The task ->
Return all lines from the entries below in which the word "that" is present.
━━━━━ Data for this exercise ━━━━━
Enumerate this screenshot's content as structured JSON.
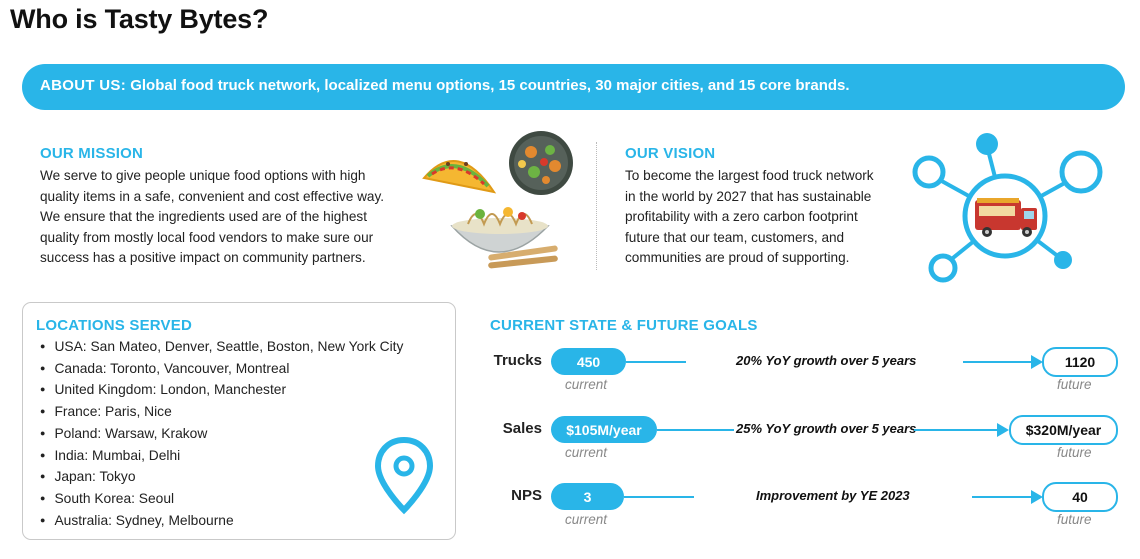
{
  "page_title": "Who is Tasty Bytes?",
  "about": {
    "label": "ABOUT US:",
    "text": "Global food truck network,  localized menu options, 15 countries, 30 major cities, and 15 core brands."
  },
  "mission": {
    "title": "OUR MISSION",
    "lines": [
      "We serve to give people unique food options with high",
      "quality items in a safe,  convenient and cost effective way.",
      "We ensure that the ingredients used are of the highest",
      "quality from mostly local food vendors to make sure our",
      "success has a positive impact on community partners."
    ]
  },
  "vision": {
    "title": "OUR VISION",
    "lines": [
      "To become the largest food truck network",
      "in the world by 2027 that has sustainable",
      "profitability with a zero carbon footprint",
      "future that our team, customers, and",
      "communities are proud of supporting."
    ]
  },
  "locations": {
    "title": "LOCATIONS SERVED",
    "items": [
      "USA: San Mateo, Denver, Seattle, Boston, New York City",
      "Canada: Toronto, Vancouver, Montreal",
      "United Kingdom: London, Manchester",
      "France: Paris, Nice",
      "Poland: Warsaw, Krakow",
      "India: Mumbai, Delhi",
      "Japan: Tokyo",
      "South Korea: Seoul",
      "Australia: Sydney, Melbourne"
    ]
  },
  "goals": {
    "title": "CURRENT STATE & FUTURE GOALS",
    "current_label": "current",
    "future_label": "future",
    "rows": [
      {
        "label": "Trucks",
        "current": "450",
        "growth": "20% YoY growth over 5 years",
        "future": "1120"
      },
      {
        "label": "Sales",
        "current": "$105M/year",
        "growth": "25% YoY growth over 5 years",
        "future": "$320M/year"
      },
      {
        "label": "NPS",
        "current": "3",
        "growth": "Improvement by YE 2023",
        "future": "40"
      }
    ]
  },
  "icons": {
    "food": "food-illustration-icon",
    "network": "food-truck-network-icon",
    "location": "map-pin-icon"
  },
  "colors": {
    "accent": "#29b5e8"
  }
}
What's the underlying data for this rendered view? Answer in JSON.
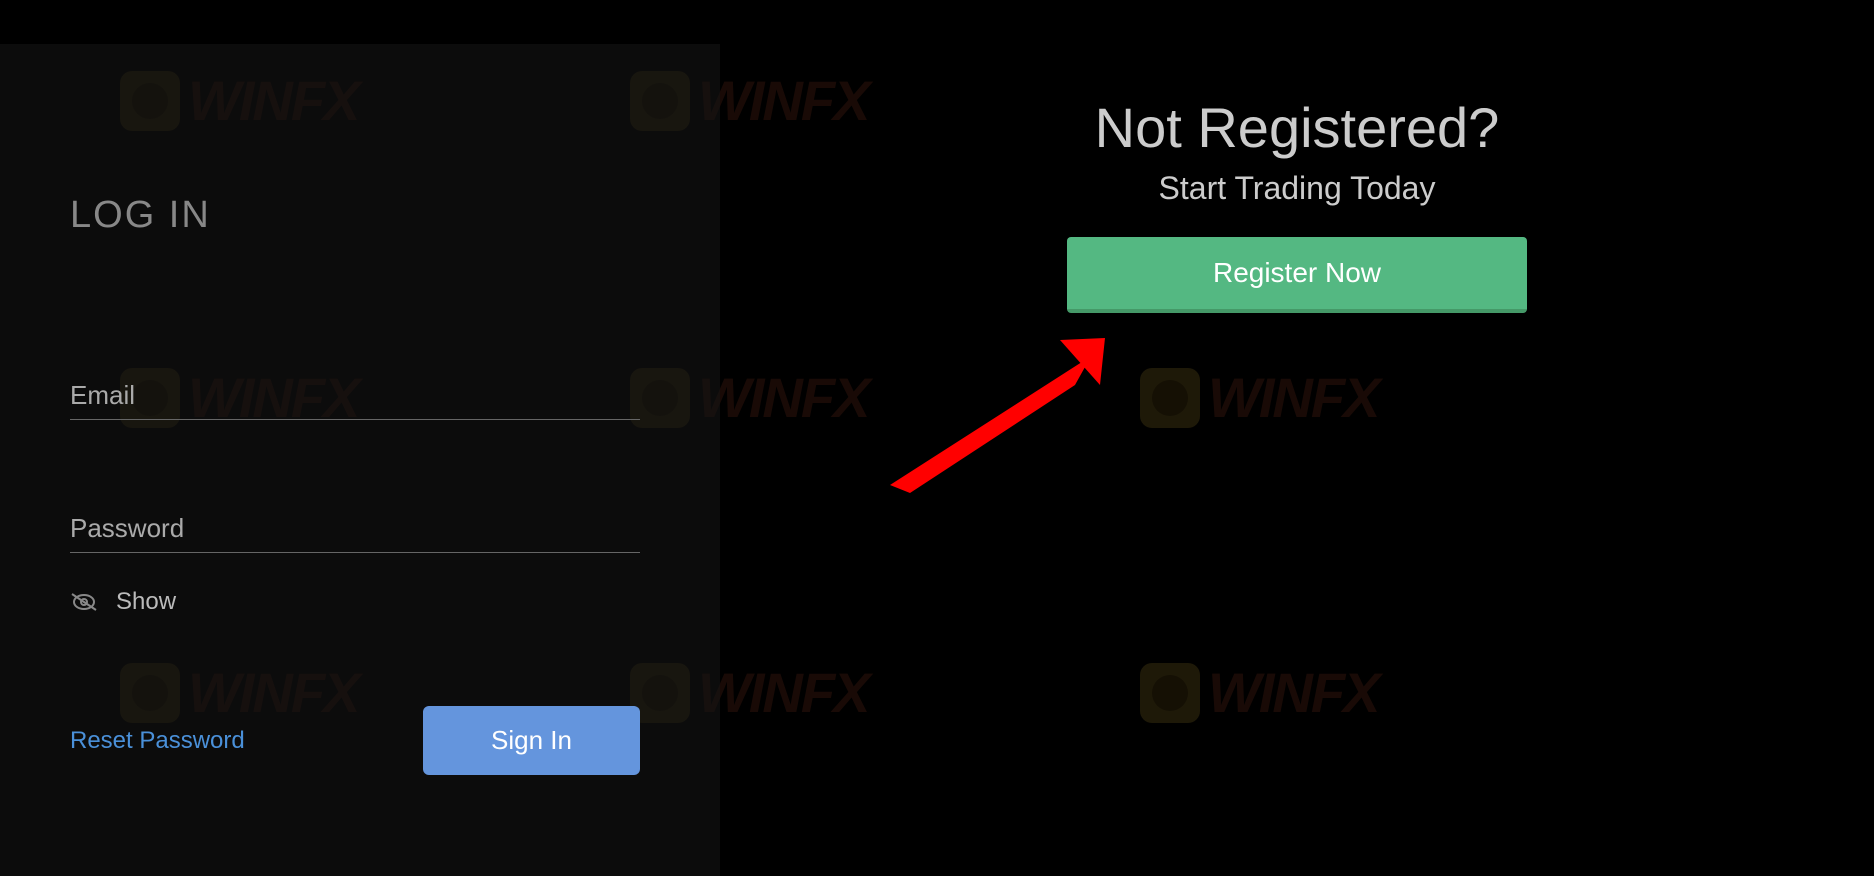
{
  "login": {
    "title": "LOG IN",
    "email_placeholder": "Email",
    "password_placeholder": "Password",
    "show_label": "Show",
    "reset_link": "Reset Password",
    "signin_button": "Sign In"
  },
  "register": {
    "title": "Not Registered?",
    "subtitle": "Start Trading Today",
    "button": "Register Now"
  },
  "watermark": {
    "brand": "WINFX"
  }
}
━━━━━
Response to the task ->
      "We ensure that the ingredients used are of the highest",
      "in the world by 2027 that has sustainable",
      "future that our team, customers, and",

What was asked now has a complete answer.